## Work required:
What you return must match the records character for character.

Interface dataset entries:
——

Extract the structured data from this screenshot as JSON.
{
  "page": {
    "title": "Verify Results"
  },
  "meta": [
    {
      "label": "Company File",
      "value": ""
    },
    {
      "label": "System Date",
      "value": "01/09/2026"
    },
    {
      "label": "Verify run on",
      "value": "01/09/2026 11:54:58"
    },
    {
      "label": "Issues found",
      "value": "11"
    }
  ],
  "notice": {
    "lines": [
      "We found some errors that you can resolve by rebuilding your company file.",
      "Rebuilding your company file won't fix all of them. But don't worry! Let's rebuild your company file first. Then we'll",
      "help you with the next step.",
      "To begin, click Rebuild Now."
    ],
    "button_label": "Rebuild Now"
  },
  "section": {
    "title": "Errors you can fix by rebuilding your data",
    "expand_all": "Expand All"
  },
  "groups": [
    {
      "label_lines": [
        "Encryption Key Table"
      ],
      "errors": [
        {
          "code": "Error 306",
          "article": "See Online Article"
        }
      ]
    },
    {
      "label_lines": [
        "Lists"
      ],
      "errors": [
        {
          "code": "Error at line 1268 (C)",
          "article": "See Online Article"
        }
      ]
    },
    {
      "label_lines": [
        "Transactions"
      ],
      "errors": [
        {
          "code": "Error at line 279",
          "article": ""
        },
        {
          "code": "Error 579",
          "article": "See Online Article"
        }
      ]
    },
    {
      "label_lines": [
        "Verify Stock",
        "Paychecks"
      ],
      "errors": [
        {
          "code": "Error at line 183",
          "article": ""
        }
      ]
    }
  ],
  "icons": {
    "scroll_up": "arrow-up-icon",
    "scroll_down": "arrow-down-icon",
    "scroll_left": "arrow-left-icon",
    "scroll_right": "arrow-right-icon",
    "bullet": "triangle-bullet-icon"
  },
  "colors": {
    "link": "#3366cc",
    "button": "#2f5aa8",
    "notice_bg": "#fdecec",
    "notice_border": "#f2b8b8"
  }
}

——

## Task answer:
Extract the structured data from this screenshot as JSON.
{
  "page": {
    "title": "Verify Results"
  },
  "meta": [
    {
      "label": "Company File",
      "value": ""
    },
    {
      "label": "System Date",
      "value": "01/09/2026"
    },
    {
      "label": "Verify run on",
      "value": "01/09/2026 11:54:58"
    },
    {
      "label": "Issues found",
      "value": "11"
    }
  ],
  "notice": {
    "lines": [
      "We found some errors that you can resolve by rebuilding your company file.",
      "Rebuilding your company file won't fix all of them. But don't worry! Let's rebuild your company file first. Then we'll",
      "help you with the next step.",
      "To begin, click Rebuild Now."
    ],
    "button_label": "Rebuild Now"
  },
  "section": {
    "title": "Errors you can fix by rebuilding your data",
    "expand_all": "Expand All"
  },
  "groups": [
    {
      "label_lines": [
        "Encryption Key Table"
      ],
      "errors": [
        {
          "code": "Error 306",
          "article": "See Online Article"
        }
      ]
    },
    {
      "label_lines": [
        "Lists"
      ],
      "errors": [
        {
          "code": "Error at line 1268 (C)",
          "article": "See Online Article"
        }
      ]
    },
    {
      "label_lines": [
        "Transactions"
      ],
      "errors": [
        {
          "code": "Error at line 279",
          "article": ""
        },
        {
          "code": "Error 579",
          "article": "See Online Article"
        }
      ]
    },
    {
      "label_lines": [
        "Verify Stock",
        "Paychecks"
      ],
      "errors": [
        {
          "code": "Error at line 183",
          "article": ""
        }
      ]
    }
  ],
  "icons": {
    "scroll_up": "arrow-up-icon",
    "scroll_down": "arrow-down-icon",
    "scroll_left": "arrow-left-icon",
    "scroll_right": "arrow-right-icon",
    "bullet": "triangle-bullet-icon"
  },
  "colors": {
    "link": "#3366cc",
    "button": "#2f5aa8",
    "notice_bg": "#fdecec",
    "notice_border": "#f2b8b8"
  }
}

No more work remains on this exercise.